“The Li & Fung B2B brand name is well-known but mainly within industry circles. When the Group presented at Cambridge Judge, I was amazed to find that so many global brands sourced through the Group’s stable of companies: from Kate Spade to Under Armour to Walmart – the list goes on. Since I wanted to do consumer goods in Asia, this was the company I needed to be with. Before the Cambridge MBA I had worked in aviation diplomacy and trade negotiations for the Singaporean government. Switching from international relations to global beauty trading business is thankfully not too difficult, as I have found ways to utilise my transferrable skills.”

In his Senior Manager role with LF Beauty, Aik reports directly to the President and has responsibility for driving strategic manufacturing projects globally. It’s a role that gives him the chance to make a very direct impact on the business and its customers:

“There are many challenges selling to our business customers in the fast-moving beauty industry, yet there are also tremendous opportunities. My work directly influences the strategies of our business, and also plays a small part in improving the lives of millions of workers within the Group’s supply chain.
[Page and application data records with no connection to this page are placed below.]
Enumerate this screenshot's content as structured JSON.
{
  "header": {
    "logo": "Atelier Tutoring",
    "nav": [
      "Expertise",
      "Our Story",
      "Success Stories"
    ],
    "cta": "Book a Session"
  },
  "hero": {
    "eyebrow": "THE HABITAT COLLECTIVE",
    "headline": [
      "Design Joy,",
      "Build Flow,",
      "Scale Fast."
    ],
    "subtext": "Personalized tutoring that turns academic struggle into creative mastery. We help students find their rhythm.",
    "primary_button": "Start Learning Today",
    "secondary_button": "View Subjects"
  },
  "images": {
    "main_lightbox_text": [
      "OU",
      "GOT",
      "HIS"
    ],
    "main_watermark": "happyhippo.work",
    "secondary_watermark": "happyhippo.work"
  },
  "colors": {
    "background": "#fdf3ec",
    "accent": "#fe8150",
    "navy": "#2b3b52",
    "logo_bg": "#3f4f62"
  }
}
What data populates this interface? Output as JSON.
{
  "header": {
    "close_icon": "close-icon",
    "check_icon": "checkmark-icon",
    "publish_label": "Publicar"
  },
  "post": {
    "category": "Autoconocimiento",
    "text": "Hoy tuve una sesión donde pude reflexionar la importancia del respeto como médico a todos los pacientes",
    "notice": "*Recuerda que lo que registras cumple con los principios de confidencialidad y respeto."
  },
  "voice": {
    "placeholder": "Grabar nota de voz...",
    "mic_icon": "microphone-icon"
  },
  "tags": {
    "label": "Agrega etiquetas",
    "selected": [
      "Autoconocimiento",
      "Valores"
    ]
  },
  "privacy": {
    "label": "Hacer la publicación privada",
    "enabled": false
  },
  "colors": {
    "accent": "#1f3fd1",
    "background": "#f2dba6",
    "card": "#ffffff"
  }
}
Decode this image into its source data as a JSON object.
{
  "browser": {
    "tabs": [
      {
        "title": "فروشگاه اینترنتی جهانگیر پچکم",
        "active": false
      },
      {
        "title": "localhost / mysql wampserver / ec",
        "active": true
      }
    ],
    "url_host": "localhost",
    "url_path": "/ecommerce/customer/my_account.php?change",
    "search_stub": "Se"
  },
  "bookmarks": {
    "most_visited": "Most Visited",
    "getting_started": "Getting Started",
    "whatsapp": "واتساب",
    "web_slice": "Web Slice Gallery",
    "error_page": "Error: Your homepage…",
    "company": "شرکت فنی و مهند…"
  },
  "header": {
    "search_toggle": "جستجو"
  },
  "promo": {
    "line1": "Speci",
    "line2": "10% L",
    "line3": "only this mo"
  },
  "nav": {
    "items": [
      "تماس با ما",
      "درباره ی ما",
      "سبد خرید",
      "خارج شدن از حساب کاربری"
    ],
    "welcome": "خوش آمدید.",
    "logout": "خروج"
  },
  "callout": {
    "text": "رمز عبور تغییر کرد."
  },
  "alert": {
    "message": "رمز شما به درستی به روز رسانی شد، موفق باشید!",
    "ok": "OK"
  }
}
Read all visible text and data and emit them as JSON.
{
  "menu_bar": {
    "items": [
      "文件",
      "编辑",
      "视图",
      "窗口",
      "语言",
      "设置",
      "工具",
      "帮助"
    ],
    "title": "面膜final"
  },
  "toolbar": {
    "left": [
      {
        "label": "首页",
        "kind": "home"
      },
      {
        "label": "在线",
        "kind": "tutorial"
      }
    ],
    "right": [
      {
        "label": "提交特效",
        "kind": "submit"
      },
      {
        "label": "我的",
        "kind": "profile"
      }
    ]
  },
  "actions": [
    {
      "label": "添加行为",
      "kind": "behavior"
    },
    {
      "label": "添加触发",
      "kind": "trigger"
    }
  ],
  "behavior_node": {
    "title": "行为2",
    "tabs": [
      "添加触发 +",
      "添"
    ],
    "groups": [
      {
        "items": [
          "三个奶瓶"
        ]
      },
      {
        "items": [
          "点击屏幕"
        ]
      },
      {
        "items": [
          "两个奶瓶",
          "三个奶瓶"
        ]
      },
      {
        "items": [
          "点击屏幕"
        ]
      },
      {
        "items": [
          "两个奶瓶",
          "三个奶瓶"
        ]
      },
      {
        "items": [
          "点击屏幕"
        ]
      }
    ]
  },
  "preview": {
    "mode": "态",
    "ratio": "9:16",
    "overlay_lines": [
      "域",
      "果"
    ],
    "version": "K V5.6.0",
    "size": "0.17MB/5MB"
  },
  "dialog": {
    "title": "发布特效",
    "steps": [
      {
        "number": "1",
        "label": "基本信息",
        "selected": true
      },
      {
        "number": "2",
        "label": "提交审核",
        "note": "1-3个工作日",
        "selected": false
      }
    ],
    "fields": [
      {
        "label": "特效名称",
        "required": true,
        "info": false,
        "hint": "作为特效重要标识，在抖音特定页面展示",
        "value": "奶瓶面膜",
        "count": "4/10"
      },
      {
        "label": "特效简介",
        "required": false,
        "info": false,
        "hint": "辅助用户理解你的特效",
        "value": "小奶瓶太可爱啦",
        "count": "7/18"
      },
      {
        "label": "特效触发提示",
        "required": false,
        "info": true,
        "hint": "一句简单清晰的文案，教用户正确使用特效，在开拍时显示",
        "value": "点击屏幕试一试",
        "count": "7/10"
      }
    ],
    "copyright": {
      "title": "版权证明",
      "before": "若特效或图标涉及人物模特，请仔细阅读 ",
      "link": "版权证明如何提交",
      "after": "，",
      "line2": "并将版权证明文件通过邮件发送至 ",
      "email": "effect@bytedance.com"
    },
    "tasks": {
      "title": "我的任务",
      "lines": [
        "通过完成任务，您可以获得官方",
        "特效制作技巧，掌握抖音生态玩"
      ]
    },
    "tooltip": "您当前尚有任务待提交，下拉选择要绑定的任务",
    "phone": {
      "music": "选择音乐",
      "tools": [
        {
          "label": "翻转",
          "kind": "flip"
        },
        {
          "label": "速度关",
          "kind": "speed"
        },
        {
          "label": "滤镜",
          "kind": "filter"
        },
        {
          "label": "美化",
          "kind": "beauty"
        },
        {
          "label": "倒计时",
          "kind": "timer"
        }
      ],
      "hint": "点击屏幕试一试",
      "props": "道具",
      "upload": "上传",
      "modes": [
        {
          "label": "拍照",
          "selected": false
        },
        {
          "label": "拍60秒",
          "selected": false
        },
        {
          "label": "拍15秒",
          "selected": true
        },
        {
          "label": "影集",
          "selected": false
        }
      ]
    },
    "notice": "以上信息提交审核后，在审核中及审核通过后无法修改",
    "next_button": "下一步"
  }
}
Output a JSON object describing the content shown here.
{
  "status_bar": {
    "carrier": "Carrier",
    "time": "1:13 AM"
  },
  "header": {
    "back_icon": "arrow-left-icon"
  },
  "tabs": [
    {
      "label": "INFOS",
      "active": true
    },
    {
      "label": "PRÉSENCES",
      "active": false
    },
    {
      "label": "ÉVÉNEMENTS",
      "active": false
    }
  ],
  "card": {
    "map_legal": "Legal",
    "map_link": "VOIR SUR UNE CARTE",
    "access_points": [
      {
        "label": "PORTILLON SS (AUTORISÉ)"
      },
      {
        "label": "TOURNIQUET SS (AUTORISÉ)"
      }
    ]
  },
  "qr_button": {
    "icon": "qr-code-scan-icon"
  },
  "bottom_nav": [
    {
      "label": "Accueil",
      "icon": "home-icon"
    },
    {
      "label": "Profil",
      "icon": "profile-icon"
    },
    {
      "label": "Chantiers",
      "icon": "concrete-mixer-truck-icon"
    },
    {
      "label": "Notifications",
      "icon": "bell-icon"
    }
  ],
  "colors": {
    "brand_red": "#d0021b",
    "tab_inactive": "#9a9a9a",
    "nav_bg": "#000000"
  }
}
That’s exciting.”

Along with the speed and agility required of him, Aik also relishes the entrepreneurial and humble ethos which the Fung Group espouses:

“The entrepreneurial spirit here is very strong – you are encouraged to be flexible, take calculated risks and leverage innovation to achieve speed-to-market. For me the humility ethos is best demonstrated by the Group’s willingness to learn from smaller firms and start-ups, which may be a fraction of the Fung Group’s size, but are incredibly nimble at reinventing business models and implementing technological innovation. The global supply chain and world economy at large are undergoing a painful digital transformation – staying humble, adaptable and entrepreneurial is really the only way to survive.”

Aik’s on-going development at the Group will now see him immersed in training specific to his business area. Having completed a ‘triple jump’ by changing industries, functions and locations post-MBA, PMD will continue to support the career development journey he embarked on while doing the Cambridge MBA.

Unpacking the group’s values with Chris Chong, General Manager of PMD, reveals that their entrepreneurialism is rooted in how the Group has grown over the past 25 years, mainly through substantial acquisitions of companies which have then been encouraged to continue acting as small operators within the support of the wider Group. Chris says:

“This culture enables us to be innovative and agile and, above all, the entrepreneurial spirit we look for in our employees is an ability to be flexible and unafraid in the face of change, to stay relevant to customers through disruptions and challenges, especially through digital change. We aim to be always on our toes and ready to get things done.”

Coupled with this spirit of agility and curiosity is the willingness to stay humble in support of colleagues and customers. “We value this as one of our main virtues. It runs through all our daily interactions with colleagues and customers. You have to be willing to do what’s required of you to get the job done – whether operating at a strategic level or getting involved on the factory floor. And you have to be willing to learn from your vendors and customers – it’s the best way to build trust.”